Gunnar Heiberg is the chief Norwegian dramatist after Henrik Ibsen (1828-1906) and before Helge Krog (1889-1962). Although his uvre, which spans the period from 1884 to 1913, earned for him the reputation as Norway’s leading young playwright at the time, only three of his plays have survived the intervening years. The author’s first drama, the satiric social comedy Tante Ulrikke, continues to delight modern audiences. In this work, Heiberg champions the ideals of social justice, the emancipation of women, and youthful radicalism as opposed to the narrow, Philistine concerns of the older generation. The drama’s striking main character is modeled on Heiberg’s aunt, the Norwegian suffragist Aasta Hansteen (1824-1908), who also inspired Lona Hessel in Henrik Ibsen’s Samfundets støtter (pr., pb. 1877; The Pillars of Society, 1880). Both Hansteen’s life and Heiberg’s play remain an inspiration to progressive Norwegians.
Two other Heiberg plays that are still read and sometimes performed are the lyrical dramas The Balcony and The Tragedy of Love. Their timeless theme of erotic love continues to elicit interest. However, modern audiences find their highly stylized and rhetorical dialogue dated, and the primarily aesthetic concerns of their author seem foreign to readers and spectators who have been reared in the predominantly ethical and socially committed Scandinavian literary traditions.
Longum, Leif. “In the Shadow of Ibsen: His Influence on Norwegian Drama and on Literary Attitudes.” In Norway: Review of National Literatures, edited by Sverre Lyngstad. New York: Council on National Literature and Griffon House Publishers, 1983. Henrik Ibsen’s influence on writers such as Heiberg is examined in this essay.
Naess, Harald S., ed. A History of Norwegian Literature.
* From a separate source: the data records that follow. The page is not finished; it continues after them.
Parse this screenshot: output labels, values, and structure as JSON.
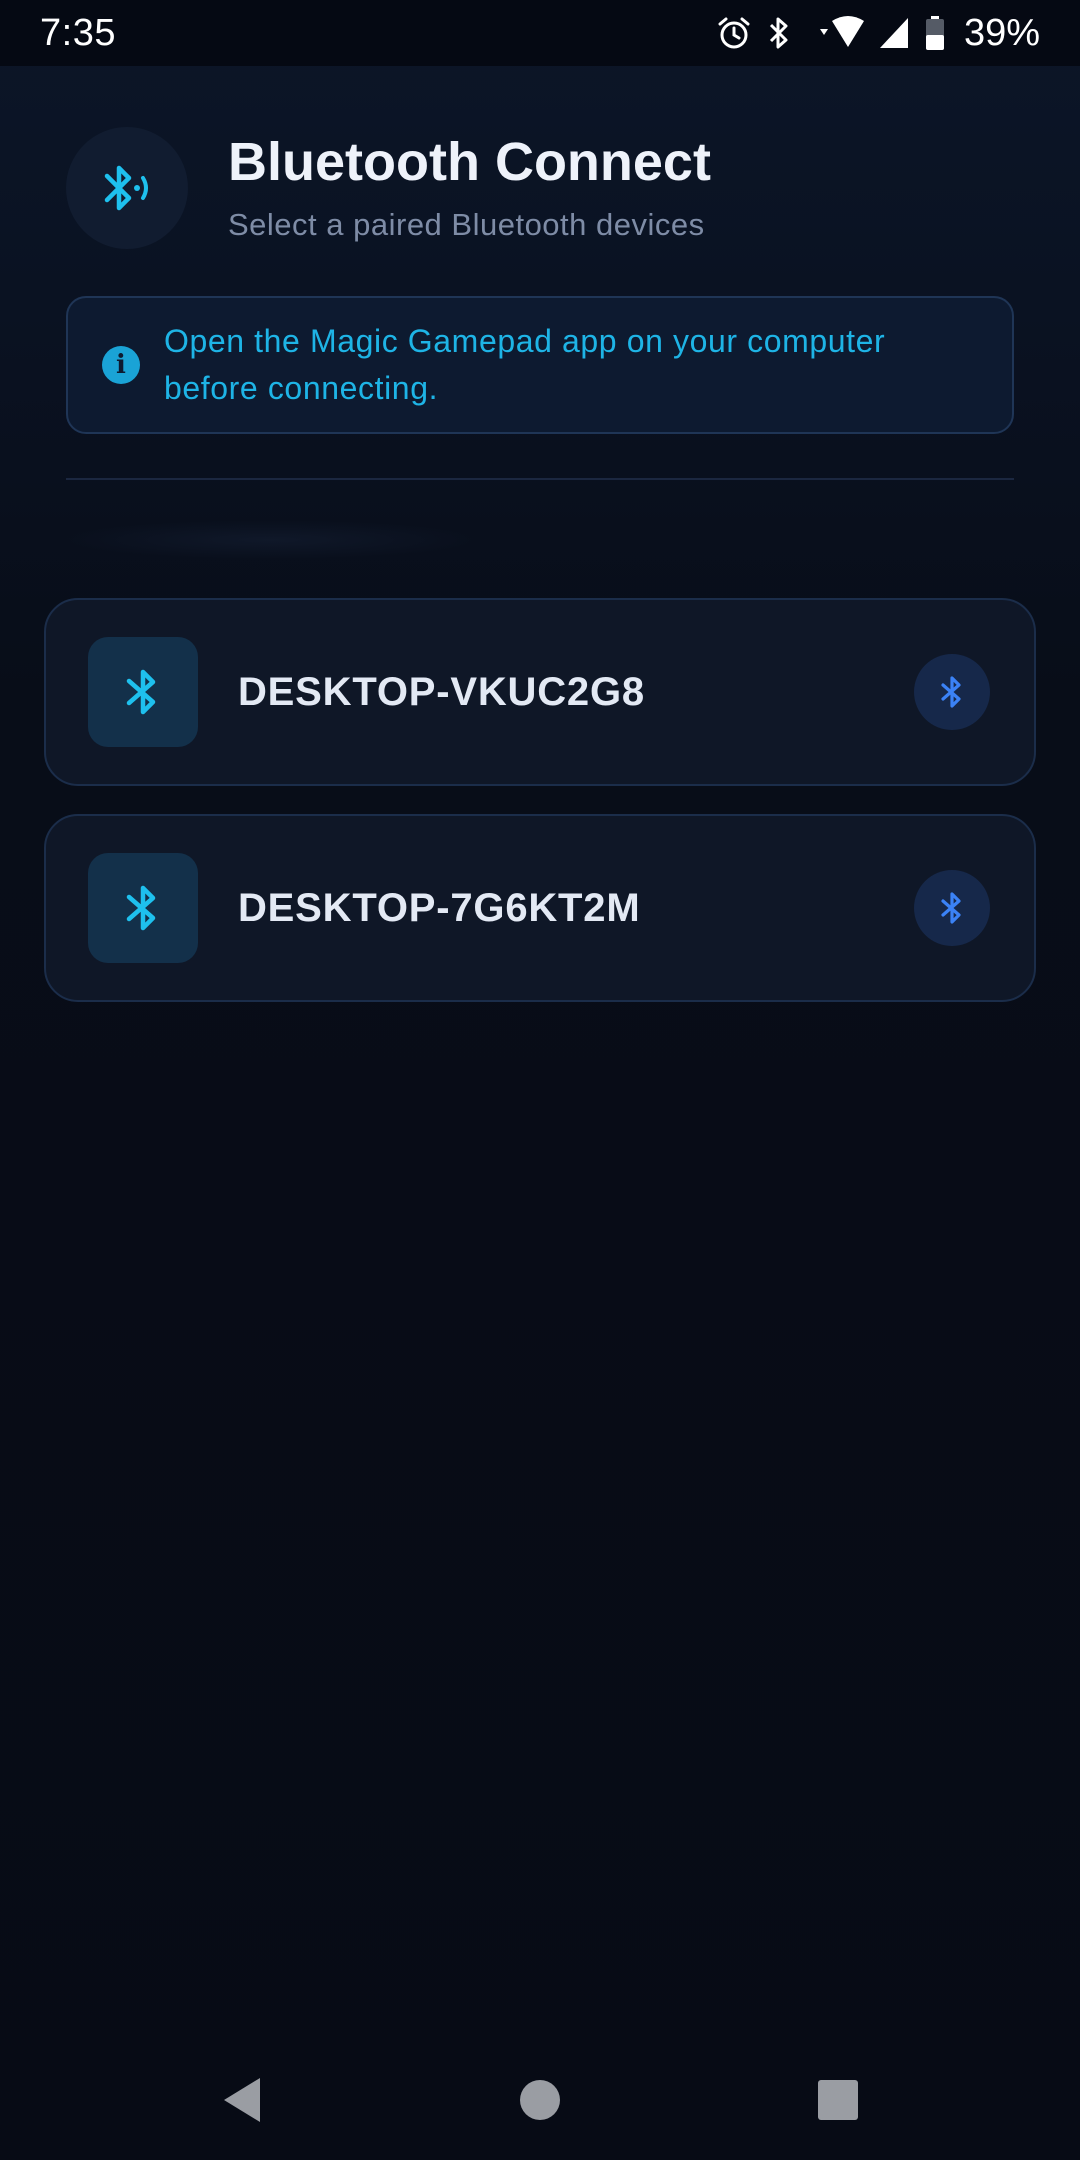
{
  "status_bar": {
    "time": "7:35",
    "battery": "39%",
    "icons": [
      "alarm-icon",
      "bluetooth-icon",
      "wifi-icon",
      "signal-icon",
      "battery-icon"
    ]
  },
  "header": {
    "title": "Bluetooth Connect",
    "subtitle": "Select a paired Bluetooth devices",
    "icon": "bluetooth-searching-icon"
  },
  "info_banner": {
    "icon": "info-icon",
    "icon_glyph": "i",
    "text_line1": "Open the Magic Gamepad app on your computer",
    "text_line2": "before connecting."
  },
  "devices": [
    {
      "name": "DESKTOP-VKUC2G8",
      "icon": "bluetooth-icon",
      "action_icon": "bluetooth-icon"
    },
    {
      "name": "DESKTOP-7G6KT2M",
      "icon": "bluetooth-icon",
      "action_icon": "bluetooth-icon"
    }
  ],
  "nav_bar": {
    "buttons": [
      "back-icon",
      "home-icon",
      "recents-icon"
    ]
  },
  "colors": {
    "accent": "#1eb4e6",
    "background": "#080d18",
    "card": "#0f1727",
    "card_border": "#1b2d4a",
    "action_icon": "#3b82f6"
  }
}
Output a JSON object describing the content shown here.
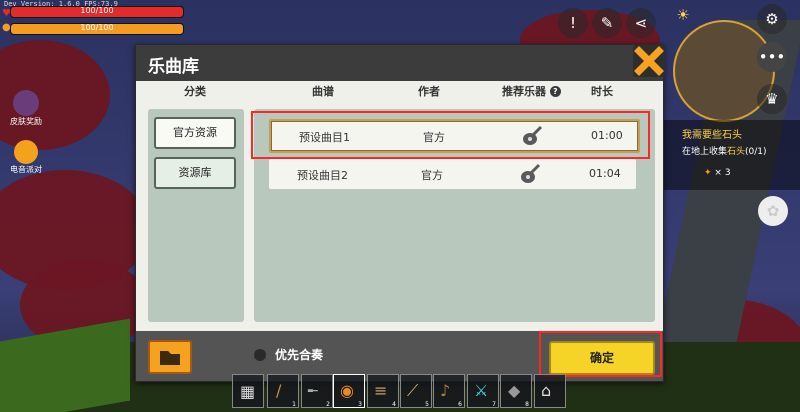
{
  "hud": {
    "dev_version": "Dev Version: 1.6.0  FPS:73.9",
    "health_text": "100/100",
    "hunger_text": "100/100",
    "health_fraction": 1.0,
    "hunger_fraction": 1.0,
    "health_color": "#e32b2b",
    "hunger_color": "#f59b22"
  },
  "right_buttons": [
    "alert-icon",
    "chat-icon",
    "share-icon",
    "sun-icon",
    "settings-icon",
    "more-icon",
    "trophy-icon",
    "pet-icon"
  ],
  "task": {
    "title": "我需要些石头",
    "desc_prefix": "在地上收集",
    "desc_item": "石头",
    "desc_count": "(0/1)",
    "reward": "× 3"
  },
  "side": {
    "skin_reward": "皮肤奖励",
    "party": "电音派对"
  },
  "dialog": {
    "title": "乐曲库",
    "columns": {
      "category": "分类",
      "score": "曲谱",
      "author": "作者",
      "instrument": "推荐乐器",
      "duration": "时长",
      "help": "?"
    },
    "categories": [
      {
        "label": "官方资源",
        "selected": false
      },
      {
        "label": "资源库",
        "selected": true
      }
    ],
    "songs": [
      {
        "name": "预设曲目1",
        "author": "官方",
        "instrument": "lute-icon",
        "duration": "01:00",
        "selected": true
      },
      {
        "name": "预设曲目2",
        "author": "官方",
        "instrument": "lute-icon",
        "duration": "01:04",
        "selected": false
      }
    ],
    "priority_label": "优先合奏",
    "confirm_label": "确定"
  },
  "hotbar": {
    "slots": [
      {
        "icon": "craft-table-icon",
        "num": ""
      },
      {
        "icon": "stick-icon",
        "num": "1"
      },
      {
        "icon": "gun-icon",
        "num": "2"
      },
      {
        "icon": "drum-icon",
        "num": "3"
      },
      {
        "icon": "bamboo-flute-icon",
        "num": "4"
      },
      {
        "icon": "trumpet-icon",
        "num": "5"
      },
      {
        "icon": "lute-icon",
        "num": "6"
      },
      {
        "icon": "sword-icon",
        "num": "7"
      },
      {
        "icon": "stone-icon",
        "num": "8"
      },
      {
        "icon": "backpack-icon",
        "num": ""
      }
    ]
  }
}
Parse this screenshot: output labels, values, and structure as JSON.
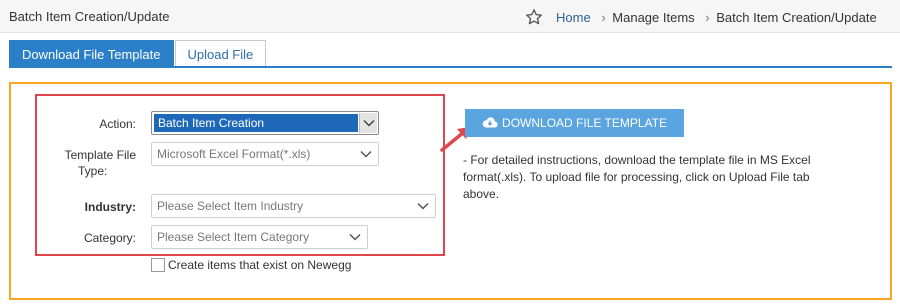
{
  "header": {
    "title": "Batch Item Creation/Update",
    "breadcrumb": {
      "home": "Home",
      "items": [
        "Manage Items",
        "Batch Item Creation/Update"
      ]
    }
  },
  "tabs": [
    {
      "label": "Download File Template",
      "active": true
    },
    {
      "label": "Upload File",
      "active": false
    }
  ],
  "form": {
    "action": {
      "label": "Action:",
      "value": "Batch Item Creation"
    },
    "template_file_type": {
      "label_line1": "Template File",
      "label_line2": "Type:",
      "value": "Microsoft Excel Format(*.xls)"
    },
    "industry": {
      "label": "Industry:",
      "placeholder": "Please Select Item Industry"
    },
    "category": {
      "label": "Category:",
      "placeholder": "Please Select Item Category"
    },
    "create_existing": {
      "label": "Create items that exist on Newegg",
      "checked": false
    }
  },
  "download": {
    "button_label": "DOWNLOAD FILE TEMPLATE",
    "instructions": "- For detailed instructions, download the template file in MS Excel format(.xls). To upload file for processing, click on Upload File tab above."
  },
  "colors": {
    "accent": "#2b7fc8",
    "panel_border": "#f5a623",
    "highlight": "#e0474c",
    "button": "#5aa4e0"
  },
  "icons": [
    "star-icon",
    "chevron-down-icon",
    "cloud-download-icon",
    "arrow-icon"
  ]
}
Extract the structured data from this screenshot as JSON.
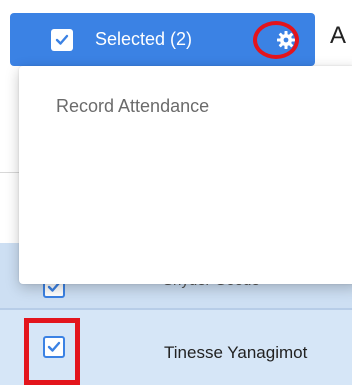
{
  "toolbar": {
    "selected_label": "Selected (2)",
    "title_truncated": "A"
  },
  "dropdown": {
    "items": [
      {
        "label": "Record Attendance"
      }
    ]
  },
  "table": {
    "rows": [
      {
        "name": "Snyder Goode",
        "selected": true
      },
      {
        "name": "Tinesse Yanagimot",
        "selected": true
      }
    ]
  },
  "colors": {
    "accent": "#3b82e4",
    "highlight": "#e3141c",
    "row_selected": "#d6e6f7"
  }
}
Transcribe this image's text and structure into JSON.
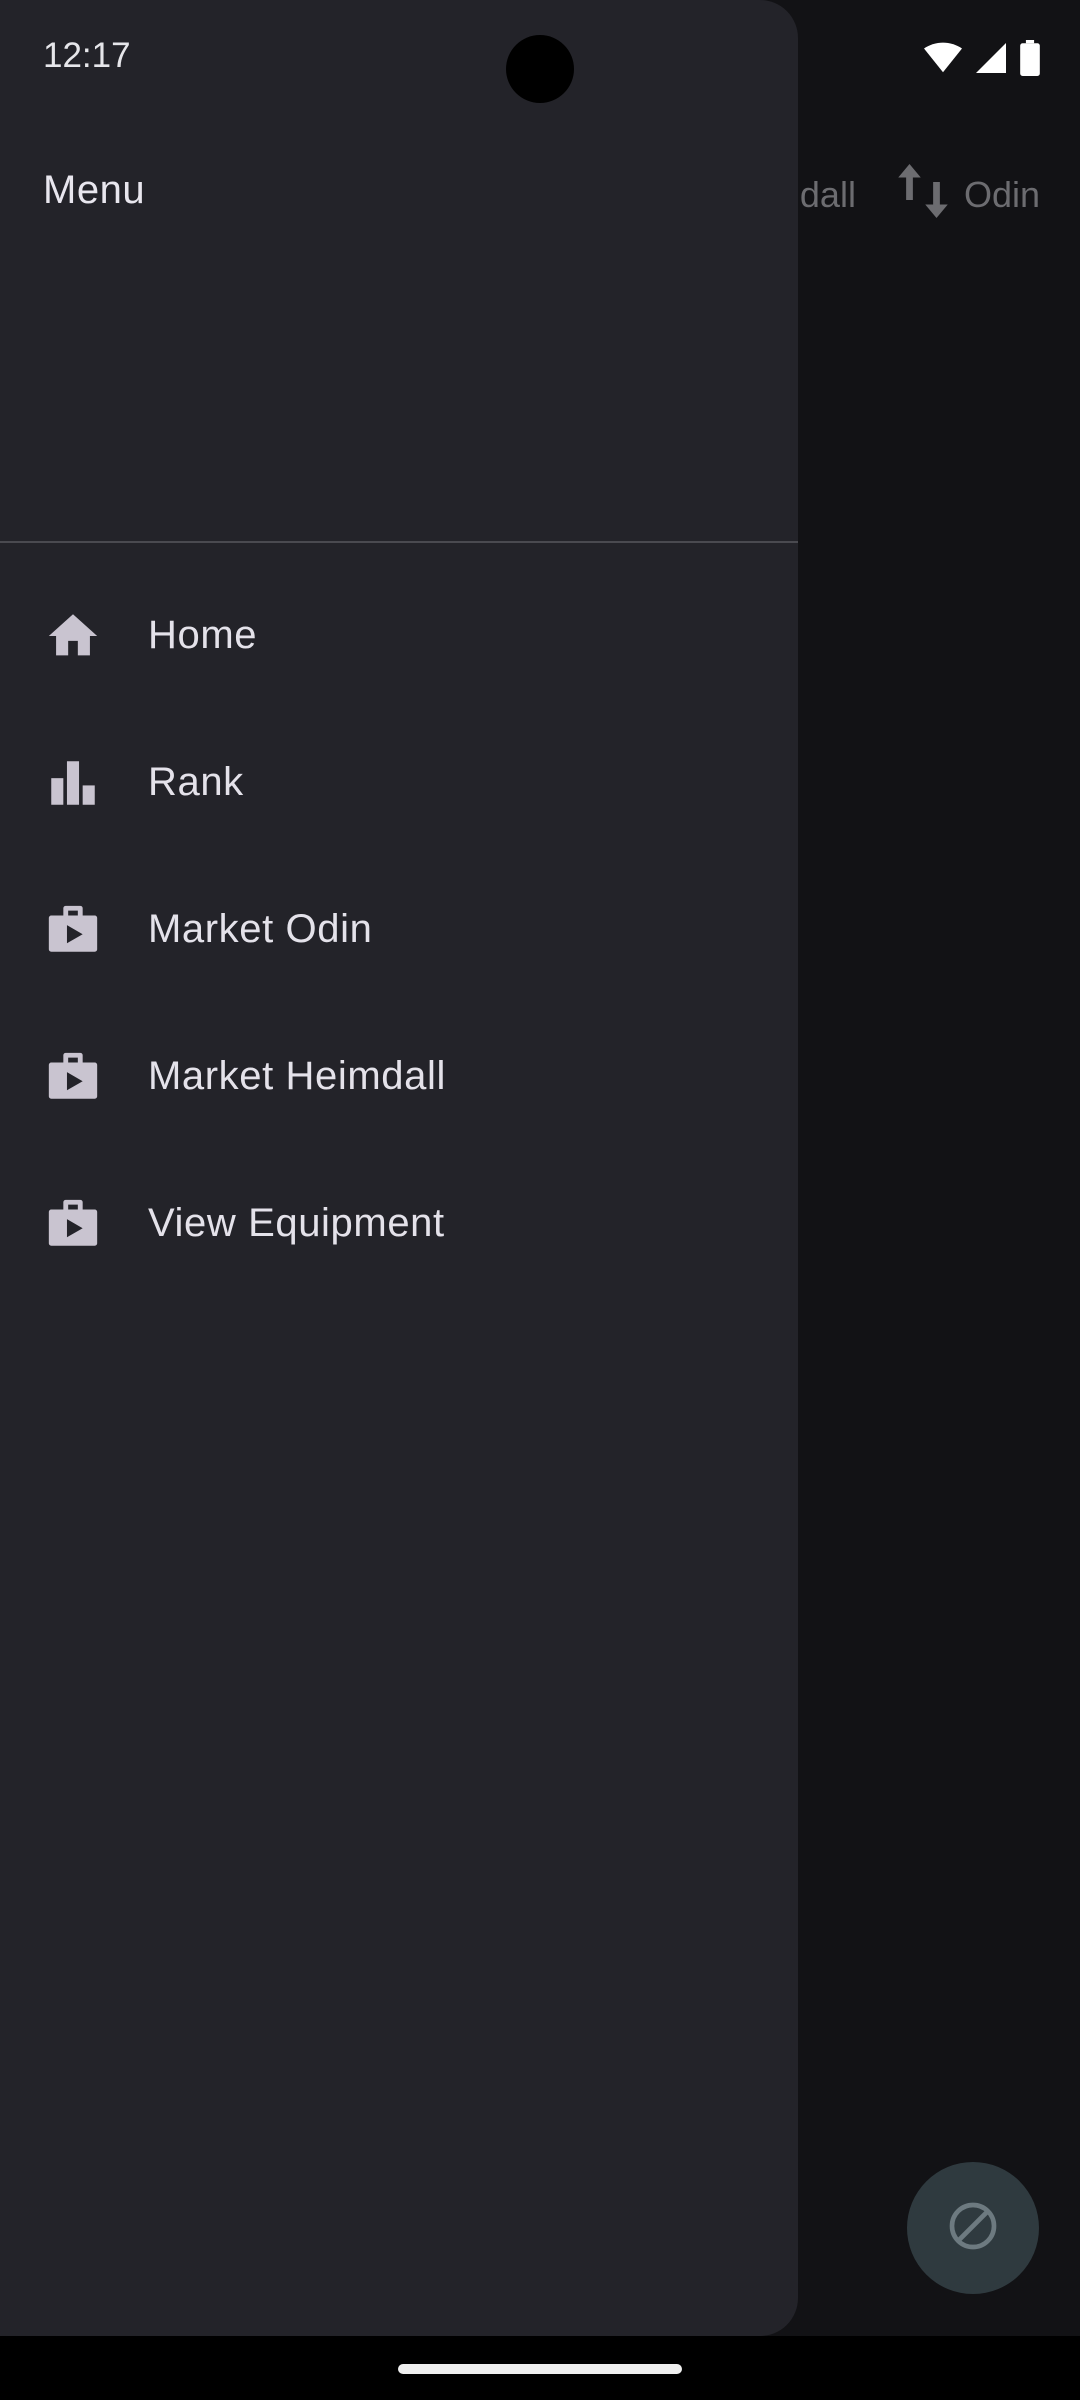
{
  "status_bar": {
    "time": "12:17",
    "icons": [
      "wifi-icon",
      "signal-icon",
      "battery-icon"
    ]
  },
  "background_app": {
    "toolbar": {
      "action_partial_label": "dall",
      "swap_label": "Odin"
    },
    "fab_icon": "block-icon"
  },
  "drawer": {
    "title": "Menu",
    "items": [
      {
        "label": "Home",
        "icon": "home-icon"
      },
      {
        "label": "Rank",
        "icon": "bar-chart-icon"
      },
      {
        "label": "Market Odin",
        "icon": "shop-icon"
      },
      {
        "label": "Market Heimdall",
        "icon": "shop-icon"
      },
      {
        "label": "View Equipment",
        "icon": "shop-icon"
      }
    ]
  },
  "colors": {
    "drawer_bg": "#232329",
    "icon": "#c9c4d0",
    "text": "#e4e2ea"
  }
}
Lincoln: University of Nebraska Press, 1993. A general history of the development of literature in Norway, including drama.